Altan gets the brilliant idea to go to the stone mountain to release insane shamen to continue to fight the war. It’s a bad idea. They release Rin’s master who had released his god, but he pleads to be encased in stone again. They release an old friend of Altan’s – but he goes mad and escapes as the wind god. And to make things worse: Altan and Rin are attacked by the Federation and taken to a lab to be studied and dissected. Altan had been in a lab before and is freaked out. He uses his fire powers to get out and destroy the lab – but ultimately has to destroy himself. Rin escapes into the water and swims to Speer – Altan’s home, and home to the people massacred in the Second Poppy War. There Rin again contacts the Fire Goddess or Pheonix and uses it to strike out at Mugen. She learns just how dangerous calling a god can be – but is also oddly calmed by what she does. She’s rescued by her fellows in the Cike. She’s informed that Altan named her his successor before they even left on their final mission together. The last two paragraphs suggest there will be a sequel.
This was a truly different novel. The mythology and history are different than one is used to in European Medieval based fantasy novels. Rin is a very strong character, and the novel is completely in her point of view, if Rin falls sick or is knocked out – we don’t know what is going on until she wakes up. If Rin is confused – so is the reader, but in a good way. There is one brief bit not in Rin’s point of view, and it honestly seems to be there so the reader realises than when something is revealed to the Cike later, the reader understands it and believes it – rather than thinking like some of the Cike it can’t be true. This seems to be setting up a book two. I liked this book – Rin is a badass, and her fellow students and later fellow warriors in the Cike are interesting, well-rounded characters. Plus it was just fun to read a different type of fantasy novel. I highly recommend this novel.

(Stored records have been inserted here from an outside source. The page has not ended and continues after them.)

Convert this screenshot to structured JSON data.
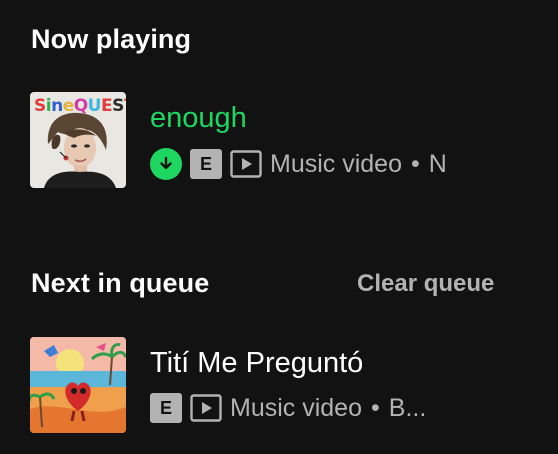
{
  "now_playing": {
    "heading": "Now playing",
    "track": {
      "title": "enough",
      "art_text": "SINEQUEST",
      "explicit_label": "E",
      "type": "Music video",
      "separator": "•",
      "artist_truncated": "N"
    }
  },
  "queue": {
    "heading": "Next in queue",
    "clear_label": "Clear queue",
    "tracks": [
      {
        "title": "Tití Me Preguntó",
        "explicit_label": "E",
        "type": "Music video",
        "separator": "•",
        "artist_truncated": "B..."
      }
    ]
  },
  "colors": {
    "background": "#121212",
    "accent_green": "#1ed760",
    "secondary_text": "#b3b3b3",
    "primary_text": "#ffffff"
  },
  "icons": {
    "downloaded": "download-check-icon",
    "explicit": "explicit-badge",
    "video": "play-rectangle-icon"
  }
}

Note: This novel is not for young readers – there is swearing, rough language, and some very intense descriptions of warfare. Overall, I’d give it a PG-13 though, rather than an R rating.